* Directions *
Write out all the entries word for word, but skip any images.

________

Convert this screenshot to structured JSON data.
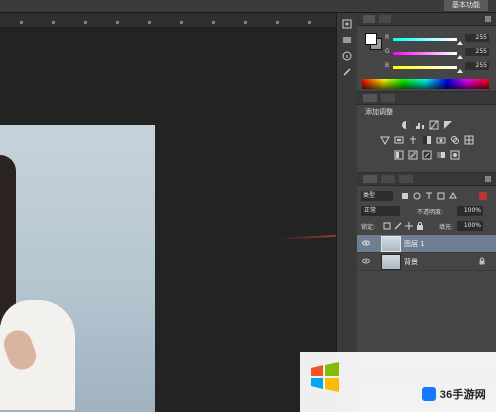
{
  "app": {
    "workspace_label": "基本功能"
  },
  "color_panel": {
    "sliders": [
      {
        "label": "R",
        "value": "255"
      },
      {
        "label": "G",
        "value": "255"
      },
      {
        "label": "B",
        "value": "255"
      }
    ]
  },
  "adjustments_panel": {
    "title": "添加调整"
  },
  "layers_panel": {
    "kind": "类型",
    "blend_mode": "正常",
    "opacity_label": "不透明度:",
    "opacity_value": "100%",
    "lock_label": "锁定:",
    "fill_label": "填充:",
    "fill_value": "100%",
    "layers": [
      {
        "name": "图层 1",
        "selected": true
      },
      {
        "name": "背景",
        "selected": false,
        "locked": true
      }
    ]
  },
  "watermark": {
    "brand_text": "36手游网"
  },
  "colors": {
    "accent_arrow": "#e04a3b",
    "layer_selected": "#6f7f93",
    "brand_blue": "#1677ff"
  }
}
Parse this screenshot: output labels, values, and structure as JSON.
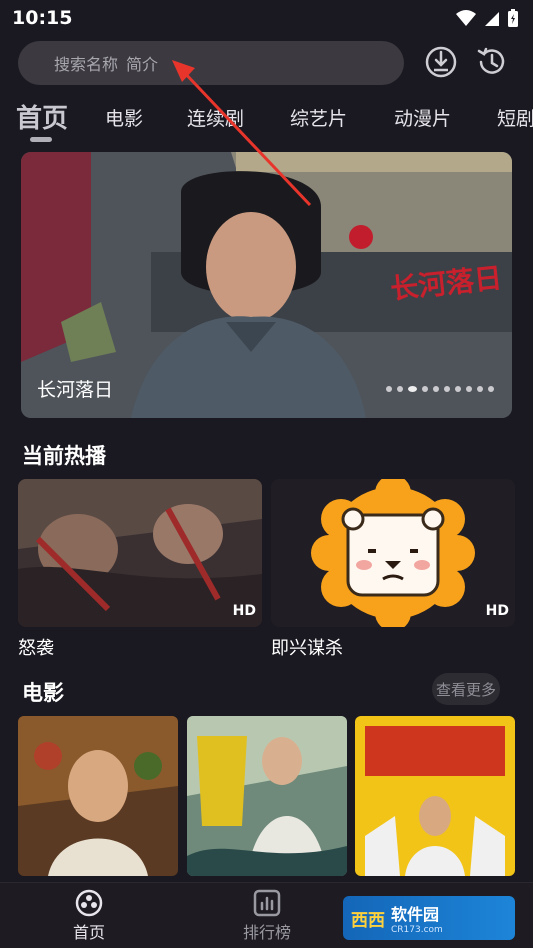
{
  "status": {
    "time": "10:15"
  },
  "search": {
    "placeholder_main": "搜索名称",
    "placeholder_sub": "简介"
  },
  "categories": [
    "首页",
    "电影",
    "连续剧",
    "综艺片",
    "动漫片",
    "短剧"
  ],
  "banner": {
    "title": "长河落日",
    "logo_text": "长河落日",
    "dots_total": 10,
    "dots_active": 1
  },
  "hot": {
    "title": "当前热播",
    "items": [
      {
        "name": "怒袭",
        "badge": "HD"
      },
      {
        "name": "即兴谋杀",
        "badge": "HD"
      }
    ]
  },
  "movies": {
    "title": "电影",
    "more_label": "查看更多"
  },
  "bottom_nav": {
    "home": "首页",
    "ranking": "排行榜"
  },
  "watermark": {
    "badge": "西西",
    "main": "软件园",
    "sub": "CR173.com"
  }
}
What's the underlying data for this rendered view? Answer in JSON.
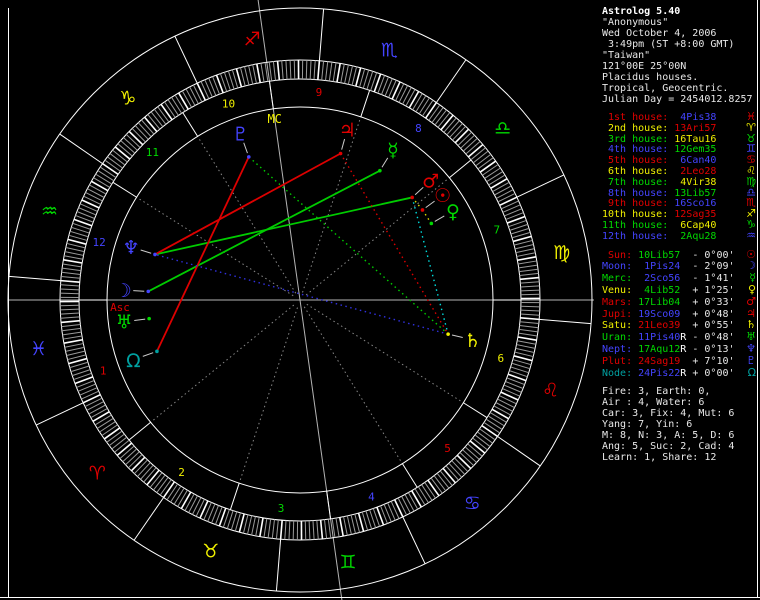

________

* Solution below *
Convert this screenshot to structured JSON data.
{
  "app": {
    "workspace_label": "基本功能"
  },
  "color_panel": {
    "sliders": [
      {
        "label": "R",
        "value": "255"
      },
      {
        "label": "G",
        "value": "255"
      },
      {
        "label": "B",
        "value": "255"
      }
    ]
  },
  "adjustments_panel": {
    "title": "添加调整"
  },
  "layers_panel": {
    "kind": "类型",
    "blend_mode": "正常",
    "opacity_label": "不透明度:",
    "opacity_value": "100%",
    "lock_label": "锁定:",
    "fill_label": "填充:",
    "fill_value": "100%",
    "layers": [
      {
        "name": "图层 1",
        "selected": true
      },
      {
        "name": "背景",
        "selected": false,
        "locked": true
      }
    ]
  },
  "watermark": {
    "brand_text": "36手游网"
  },
  "colors": {
    "accent_arrow": "#e04a3b",
    "layer_selected": "#6f7f93",
    "brand_blue": "#1677ff"
  }
}
Parse this screenshot: output labels, values, and structure as JSON.
{
  "status": {
    "time": "10:15"
  },
  "search": {
    "placeholder_main": "搜索名称",
    "placeholder_sub": "简介"
  },
  "categories": [
    "首页",
    "电影",
    "连续剧",
    "综艺片",
    "动漫片",
    "短剧"
  ],
  "banner": {
    "title": "长河落日",
    "logo_text": "长河落日",
    "dots_total": 10,
    "dots_active": 1
  },
  "hot": {
    "title": "当前热播",
    "items": [
      {
        "name": "怒袭",
        "badge": "HD"
      },
      {
        "name": "即兴谋杀",
        "badge": "HD"
      }
    ]
  },
  "movies": {
    "title": "电影",
    "more_label": "查看更多"
  },
  "bottom_nav": {
    "home": "首页",
    "ranking": "排行榜"
  },
  "watermark": {
    "badge": "西西",
    "main": "软件园",
    "sub": "CR173.com"
  }
}
What's the underlying data for this rendered view? Answer in JSON.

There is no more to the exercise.